At Microsoft we have challenges around messaging protection just like other organisations. But unlike other organizations we are the target of many more advanced attacks from outside the company. So our internal IT department was looking for a solution to help with this increasing problem. Exchange Server 2007 has been deployed since 2006 and marks the last major upgrade to a traditional messaging infrastructure. The diagram below shows what this looks like using Hub transfer servers in our corporate forest and Edge transport servers in our Extranet.
So we are constantly looking to stay ahead of the bad guys and moving to Exchange Hosted Services was a step in that direction. The diagram below shows this a more simple approach with all the necessary protection happening in the cloud using the hosted service.
This is pretty cool and kind of shows where we are going with our Software+Services vision. To find out more about this check out the Technical Case Study on the IT Showcase website.
I would be interested in hearing how you handle the authentication and mail flow between the four different internal Exchange Organizations and also why you continue to use the Edge Transport role alongside EHS.
I spoke to our local IT folks and this is what they had to say.
"It’s primarily to do with us needing to run both in our enterprise so we can give customers real world feedback on how to run either in their environment. It’s nothing to do with us feeling we need both to have proper protection. Either one is perfectly affective for filtering spam and virus’ stand alone".

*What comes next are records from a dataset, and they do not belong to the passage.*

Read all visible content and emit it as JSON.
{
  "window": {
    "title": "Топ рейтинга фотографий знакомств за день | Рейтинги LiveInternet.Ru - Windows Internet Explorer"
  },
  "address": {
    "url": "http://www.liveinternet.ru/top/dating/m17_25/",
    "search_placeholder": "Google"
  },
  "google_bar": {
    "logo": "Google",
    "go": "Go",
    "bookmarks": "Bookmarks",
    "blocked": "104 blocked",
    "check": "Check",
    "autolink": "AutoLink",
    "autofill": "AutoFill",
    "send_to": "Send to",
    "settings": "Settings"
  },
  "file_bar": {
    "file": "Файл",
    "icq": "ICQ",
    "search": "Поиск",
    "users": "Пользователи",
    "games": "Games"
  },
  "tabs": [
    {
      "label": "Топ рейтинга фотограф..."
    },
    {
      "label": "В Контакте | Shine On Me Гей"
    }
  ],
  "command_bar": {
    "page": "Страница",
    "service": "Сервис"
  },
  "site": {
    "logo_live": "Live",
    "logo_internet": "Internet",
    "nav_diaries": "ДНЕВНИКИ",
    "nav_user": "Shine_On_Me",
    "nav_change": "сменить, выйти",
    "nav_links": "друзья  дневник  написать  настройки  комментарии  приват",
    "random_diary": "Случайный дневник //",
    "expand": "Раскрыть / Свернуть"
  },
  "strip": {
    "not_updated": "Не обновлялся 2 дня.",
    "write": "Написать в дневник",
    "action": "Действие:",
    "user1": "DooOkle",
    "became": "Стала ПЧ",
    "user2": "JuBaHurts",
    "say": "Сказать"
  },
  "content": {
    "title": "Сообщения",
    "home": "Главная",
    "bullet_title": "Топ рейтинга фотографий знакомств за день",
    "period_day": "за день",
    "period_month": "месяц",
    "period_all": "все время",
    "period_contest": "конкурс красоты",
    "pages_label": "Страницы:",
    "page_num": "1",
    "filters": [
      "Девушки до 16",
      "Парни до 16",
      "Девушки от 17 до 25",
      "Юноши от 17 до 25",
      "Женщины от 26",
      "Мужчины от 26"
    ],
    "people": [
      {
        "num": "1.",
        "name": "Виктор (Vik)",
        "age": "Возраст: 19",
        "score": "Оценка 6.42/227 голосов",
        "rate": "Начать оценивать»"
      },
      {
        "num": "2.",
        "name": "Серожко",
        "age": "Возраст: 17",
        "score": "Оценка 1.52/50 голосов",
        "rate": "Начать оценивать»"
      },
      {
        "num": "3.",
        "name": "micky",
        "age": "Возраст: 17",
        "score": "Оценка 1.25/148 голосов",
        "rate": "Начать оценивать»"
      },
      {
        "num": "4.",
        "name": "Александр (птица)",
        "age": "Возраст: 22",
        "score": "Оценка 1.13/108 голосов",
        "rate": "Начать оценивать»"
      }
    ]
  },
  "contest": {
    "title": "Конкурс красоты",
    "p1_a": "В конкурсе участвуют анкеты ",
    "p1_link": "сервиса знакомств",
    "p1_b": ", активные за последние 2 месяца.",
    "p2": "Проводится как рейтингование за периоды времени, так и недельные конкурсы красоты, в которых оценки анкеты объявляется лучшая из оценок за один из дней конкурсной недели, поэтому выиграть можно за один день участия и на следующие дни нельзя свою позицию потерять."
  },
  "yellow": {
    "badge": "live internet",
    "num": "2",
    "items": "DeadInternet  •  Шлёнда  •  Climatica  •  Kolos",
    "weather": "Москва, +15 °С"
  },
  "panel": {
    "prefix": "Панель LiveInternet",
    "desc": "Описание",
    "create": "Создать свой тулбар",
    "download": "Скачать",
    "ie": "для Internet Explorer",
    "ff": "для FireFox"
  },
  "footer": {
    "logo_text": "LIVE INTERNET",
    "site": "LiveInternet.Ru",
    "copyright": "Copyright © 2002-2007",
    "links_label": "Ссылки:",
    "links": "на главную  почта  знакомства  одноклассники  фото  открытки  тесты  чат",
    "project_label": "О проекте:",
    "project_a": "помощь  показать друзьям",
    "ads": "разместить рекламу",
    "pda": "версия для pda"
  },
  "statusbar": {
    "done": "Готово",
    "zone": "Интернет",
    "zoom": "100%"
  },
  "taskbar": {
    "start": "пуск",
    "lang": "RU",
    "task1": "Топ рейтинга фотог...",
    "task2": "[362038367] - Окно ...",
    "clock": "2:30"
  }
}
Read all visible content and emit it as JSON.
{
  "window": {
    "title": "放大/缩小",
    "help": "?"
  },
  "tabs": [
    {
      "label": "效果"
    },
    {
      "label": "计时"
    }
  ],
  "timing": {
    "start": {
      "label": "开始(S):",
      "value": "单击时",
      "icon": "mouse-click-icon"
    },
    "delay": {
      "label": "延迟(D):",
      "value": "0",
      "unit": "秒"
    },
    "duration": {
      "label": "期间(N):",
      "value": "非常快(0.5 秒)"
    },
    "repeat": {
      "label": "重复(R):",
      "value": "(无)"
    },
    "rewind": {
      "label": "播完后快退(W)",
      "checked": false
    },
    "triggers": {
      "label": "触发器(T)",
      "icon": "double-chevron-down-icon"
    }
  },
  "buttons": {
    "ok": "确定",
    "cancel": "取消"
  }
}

Does that make sense?
Sure does. I had a feeling that was the reason. :)